- [Your goal] Pick each line containing "label" out of the records.
(Supplied data begins)
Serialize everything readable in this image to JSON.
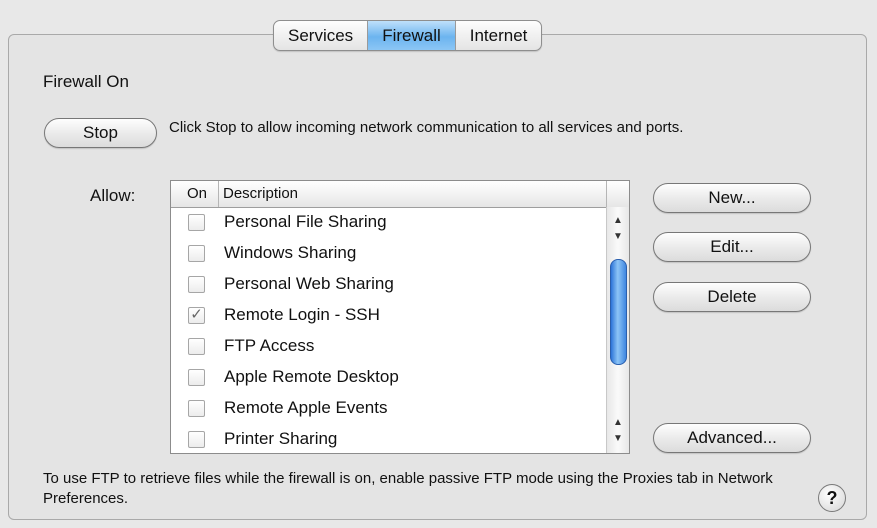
{
  "tabs": [
    {
      "label": "Services",
      "selected": false
    },
    {
      "label": "Firewall",
      "selected": true
    },
    {
      "label": "Internet",
      "selected": false
    }
  ],
  "firewall": {
    "status_title": "Firewall On",
    "stop_button": "Stop",
    "stop_description": "Click Stop to allow incoming network communication to all services and ports."
  },
  "allow": {
    "label": "Allow:",
    "columns": [
      "On",
      "Description"
    ],
    "rows": [
      {
        "label": "Personal File Sharing",
        "checked": false
      },
      {
        "label": "Windows Sharing",
        "checked": false
      },
      {
        "label": "Personal Web Sharing",
        "checked": false
      },
      {
        "label": "Remote Login - SSH",
        "checked": true
      },
      {
        "label": "FTP Access",
        "checked": false
      },
      {
        "label": "Apple Remote Desktop",
        "checked": false
      },
      {
        "label": "Remote Apple Events",
        "checked": false
      },
      {
        "label": "Printer Sharing",
        "checked": false
      }
    ]
  },
  "buttons": {
    "new": "New...",
    "edit": "Edit...",
    "delete": "Delete",
    "advanced": "Advanced..."
  },
  "footer": "To use FTP to retrieve files while the firewall is on, enable passive FTP mode using the Proxies tab in Network Preferences.",
  "help": "?",
  "colors": {
    "selected_tab": "#6cb4ef",
    "scroll_thumb": "#3f86e0"
  },
  "icons": {
    "check": "✓",
    "scroll_up": "▲",
    "scroll_down": "▼"
  }
}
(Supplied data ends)
- [Output]
      "label": "Services",
      "label": "Firewall",
      "label": "Internet",
    "label": "Allow:",
        "label": "Personal File Sharing",
        "label": "Windows Sharing",
        "label": "Personal Web Sharing",
        "label": "Remote Login - SSH",
        "label": "FTP Access",
        "label": "Apple Remote Desktop",
        "label": "Remote Apple Events",
        "label": "Printer Sharing",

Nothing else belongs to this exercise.